Monaghan said in the meantime, Fonterra needed a new leader who could hit the ground running and Hurrell had the experience, intellect and commitment to do that.
Fonterra has faced criticism about not disclosing the illness of former chairman John Wilson, who stepped down last month, as well as – more fundamentally – on its financial performance. On Monday, the dairy processor and exporter dropped its forecast payout to its suppliers and said it was unlikely to pay a final dividend.
Federated Farmers’ spokesman Andrew Hoggard says the timing of the announcement is “rather strange” because Fonterra must be close to choosing a permanent head.
He said he lacks an in-depth understanding of Hurrell’s skills.
“All I know is he’s very approachable, I’ve never heard him say anything stupid. He’s a safe pair of hands.”
Hurrell, who is 44, has been with the co-op since 2000. As Chief Operating Officer at Farm Source, he has been responsible for Fonterra’s global farming strategy that includes farmer services and engagement, milk sourcing and the chain of 70 Farm Source™ rural retail stores throughout NZ.
Monaghan insists appointing a new CEO is the most critical decision a board will make.
“We will take all the time we need to find the right person.In the meantime, we need a new leader that can hit the ground running.
“Miles has great mana. He has a deep understanding of our business and has demonstrated his ability to manage large, complex business units in most of our global markets.
“Miles is well-respected both within our co-op and by our key global customers and wider stakeholders”
But critics may find it odd that Monaghan further says:
“Our CEO role requires intellect, energy and commitment. Miles brings that in spades.”
Those who toil in the sheds could think this goes without saying —- especially as the departing CEO received $8.3m in remuneration.
Hurrell is quoted as saying Spierings

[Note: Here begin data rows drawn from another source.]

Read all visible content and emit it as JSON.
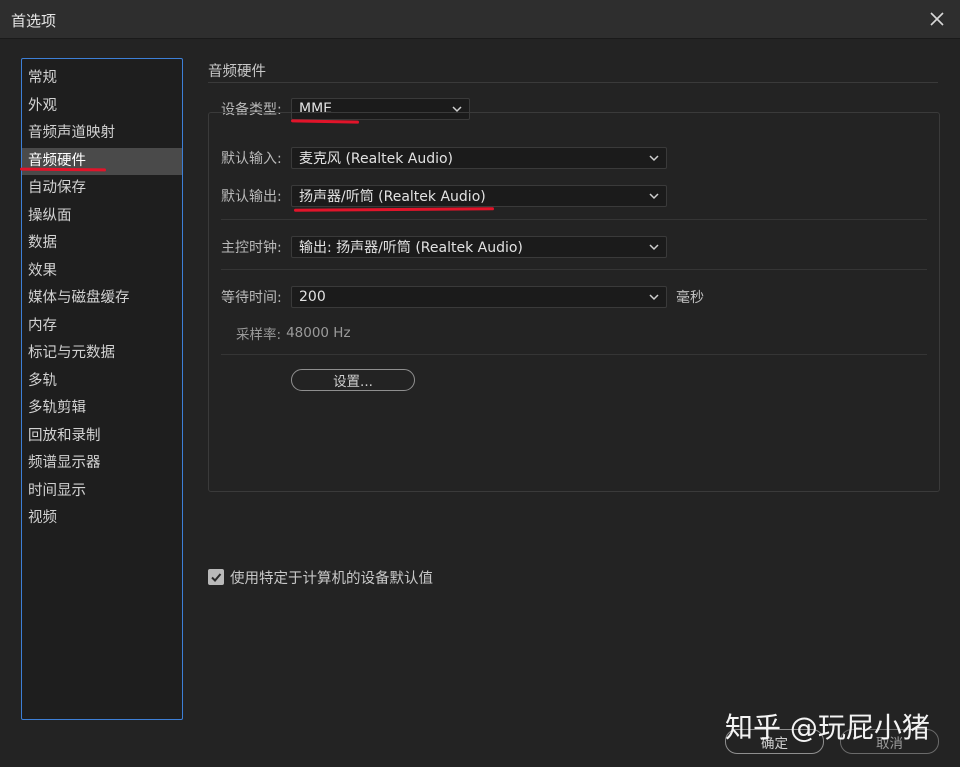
{
  "window": {
    "title": "首选项"
  },
  "sidebar": {
    "items": [
      {
        "label": "常规"
      },
      {
        "label": "外观"
      },
      {
        "label": "音频声道映射"
      },
      {
        "label": "音频硬件",
        "selected": true
      },
      {
        "label": "自动保存"
      },
      {
        "label": "操纵面"
      },
      {
        "label": "数据"
      },
      {
        "label": "效果"
      },
      {
        "label": "媒体与磁盘缓存"
      },
      {
        "label": "内存"
      },
      {
        "label": "标记与元数据"
      },
      {
        "label": "多轨"
      },
      {
        "label": "多轨剪辑"
      },
      {
        "label": "回放和录制"
      },
      {
        "label": "频谱显示器"
      },
      {
        "label": "时间显示"
      },
      {
        "label": "视频"
      }
    ]
  },
  "main": {
    "section_title": "音频硬件",
    "device_type": {
      "label": "设备类型:",
      "value": "MME"
    },
    "default_input": {
      "label": "默认输入:",
      "value": "麦克风 (Realtek Audio)"
    },
    "default_output": {
      "label": "默认输出:",
      "value": "扬声器/听筒 (Realtek Audio)"
    },
    "master_clock": {
      "label": "主控时钟:",
      "value": "输出: 扬声器/听筒 (Realtek Audio)"
    },
    "latency": {
      "label": "等待时间:",
      "value": "200",
      "unit": "毫秒"
    },
    "sample_rate": {
      "label": "采样率:",
      "value": "48000 Hz"
    },
    "settings_button": "设置..."
  },
  "use_default_checkbox": {
    "label": "使用特定于计算机的设备默认值",
    "checked": true
  },
  "footer": {
    "ok_label": "确定",
    "cancel_label": "取消"
  },
  "watermark": "知乎 @玩屁小猪",
  "colors": {
    "accent_border": "#3d7fd6",
    "annotation_red": "#e1142a",
    "background": "#232323"
  }
}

“ … leaves behind a talented leadership team that includes some of the best minds in global dairy. I’ve been privileged to be part of that group for the last four years and I’m totally confident that, by working as a team, we can deliver on the expectations New Zealand has of us”.
But, significantly, he added: “As a group, we haven’t always got everything right”.
Would that be the dud investment in Beingmate? Or the slow progress in adding value? And what else?
Certainly some analysts contrast the plodding performance of Fonterra with the spectacular results achieved by relative newcomers in the industry, such as Synlait and A2 Milk. Others see the culture in Fonterra’s HQ as “dour”.
If Fonterra needs more oxygen at the top, as Monaghan seems to suggest, it is not the only corporate in NZ with this problem. Fletcher Building has been through the same treatment.
With the government reviewing the legislation governing the dairy industry, it is a critical year for the giant co-op.
Monaghan says Spierings has led the co-op through a period of great change and “some real challenges”.
But the latest move suggests not all of those challenges have been met.
The fiercely loyal farmer-suppliers will be looking to the board to suck in that “fresh air” and crack the whip a bit more vigorously. They — and NZ — need Fonterra to be the global leader it aspires to be.
UPDATE: Investors have reacted positively to news of fresh air being pumped into Fonterra. The share price on the NZX started the day at $4.81. At noon it was $4.85.